Updated: Oct 25, 2021
By Editorial Board
It’s concerning that several campaign finance committees named for towns like Kennedy, Robinson and McKees Rocks actually derive most of their funding from business owners and political organizations based in places like McMurray, Gibsonia and even New Jersey.
While municipal election expenses usually are limited to the cost of a few hundred yard signs and an ad or two in the newspaper (we offer great rates by the way), some local committees have accrued comfortable bursaries from which to wage their campaigns.
For instance, the Kennedy Democratic Committee currently has slightly less than $54,000 at its disposal, according to a finance report filed with Allegheny County in June. So where has it all come from?
Well, this year, the well-endowed Kennedy Democrats raised $8,350, with $6,200 from individuals and organizations registered to addresses outside Kennedy. All of the remaining $2,150 came from candidates, or their close relatives, running on the committee’s support.
While most other local committees work with shorter ledgers, the same pattern emerges.
Currently sitting on the more modest total of $19,000, Robinson’s democratic committee has so far raised no local money this year, according to county records. But it has drawn $2,000 from two individuals and a political action committee in Bridgeville, McMurray and Washington D.C., respectively.
Two years ago, the ironically-named McKees Rocks First (head-quartered in Sewickley) funded an entire $6,000 campaign through the generous contributions of one developer based in – yes – Sewickley (although he does have assets in McKees Rocks).
This year it seems the Sewickley money dried up, except for a $556 in-kind donation from a Sewickley golf club that apparently felt a debt of civic duty to certain office-seekers in McKees Rocks. Another golf club in Gibsonia one-upped this offer with an $800 in-kind donation. Both donations – free green passes for groups of four – were given as prizes in a raffle drive that is recorded as having generated $5,400 for McKees Rocks candidates this spring.
The self-described grassroots “A New Voice for McKees Rocks” committee has a better track-record with generating small local donations over the years, however, the bulk of its funding this campaign season came in the form of a $2,600 donation from an Allison Park resident who owns a stake in a McKees Rocks business. Grassroots you say?
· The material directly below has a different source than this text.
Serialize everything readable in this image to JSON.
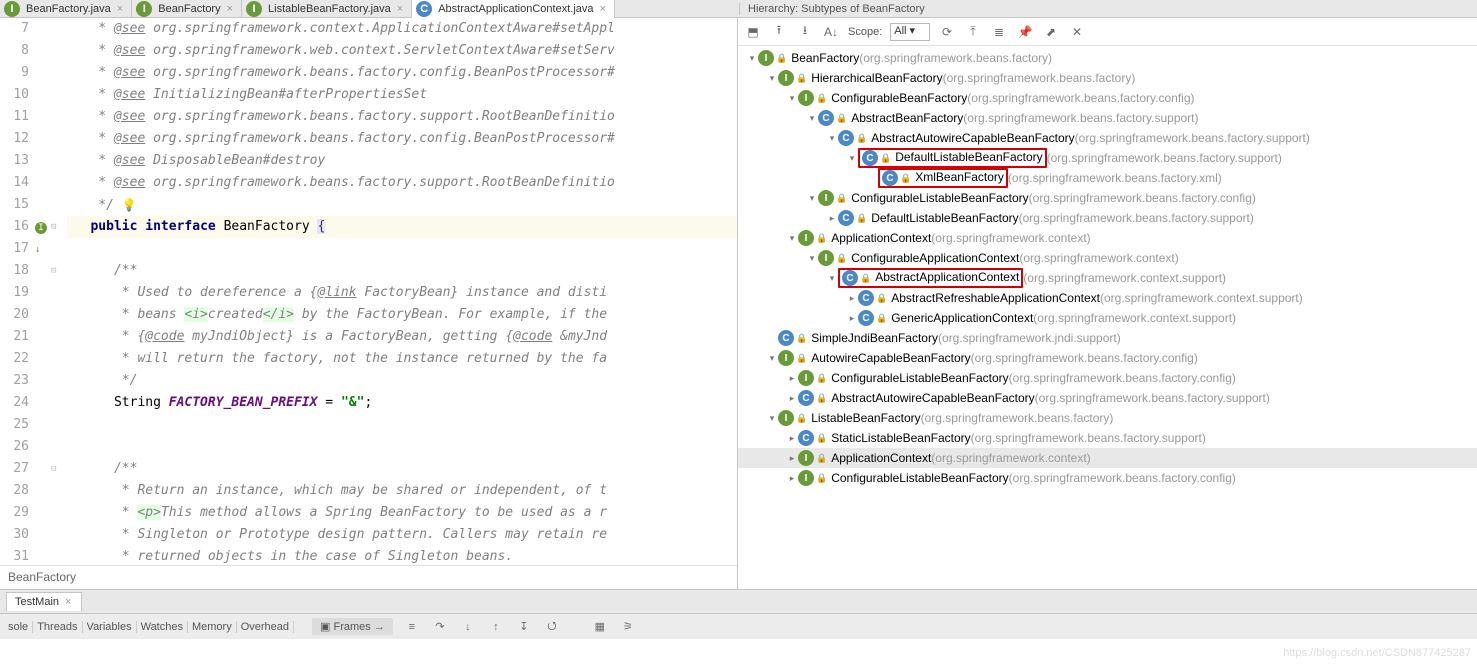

Since 1937, office-seekers in Pennsylvania have been required to disclose campaign contributions above a certain level (currently $50). The impetus behind this mandate is best summed up in the pithy phrase from “All the President’s Men:” Follow the money.
While in fact crafted by screenwriter William Goldman and never recorded in Bob Woodward’s landmark investigative reporting, the phrase has entered the popular imagination because it captures a timeless truth in just three words.
It should concern tax-paying residents when candidates get help obtaining office from vested powers looking to steer events from outside the community. It should similarly concern tax-paying residents when, through their networks and allegiances, incumbents can bring in outside money from groups or individuals that have no interest in swaying local happenings but will respond to the call of an ally in need.
Equally troubling, the majority of local committees don’t raise enough money from nefarious external sources to raise an eyelid, but they have no more success raising dollars from small local donations. Many local Republican and Democratic committees have stopped funding races altogether in recent years.
While too much money generated from the wrong sources is evidently damaging to local elections, too little money generated by those who are ultimately charged with casting ballots speaks of similar problems. If candidates can wage successful races simply through word of mouth and hoping for the best, then some doubtless end up in local government without putting in the work to truly earn your vote.
A developer in Florida looking to dump millions of dollars into your town’s local elections to shore up a cozy deal with potential office-holders can only buy your vote through dazzling marketing drives if you’re willing to give them your attention.
The best defense against any meddling in your community is to take ownership as a voter. Find out who your candidates are, find out why they’re running and find out who wants them to run and why. If you see someone who seems intent on bringing positive change without strings, consider putting up a yard sign and telling a few neighbors.
Then make sure you cast your vote.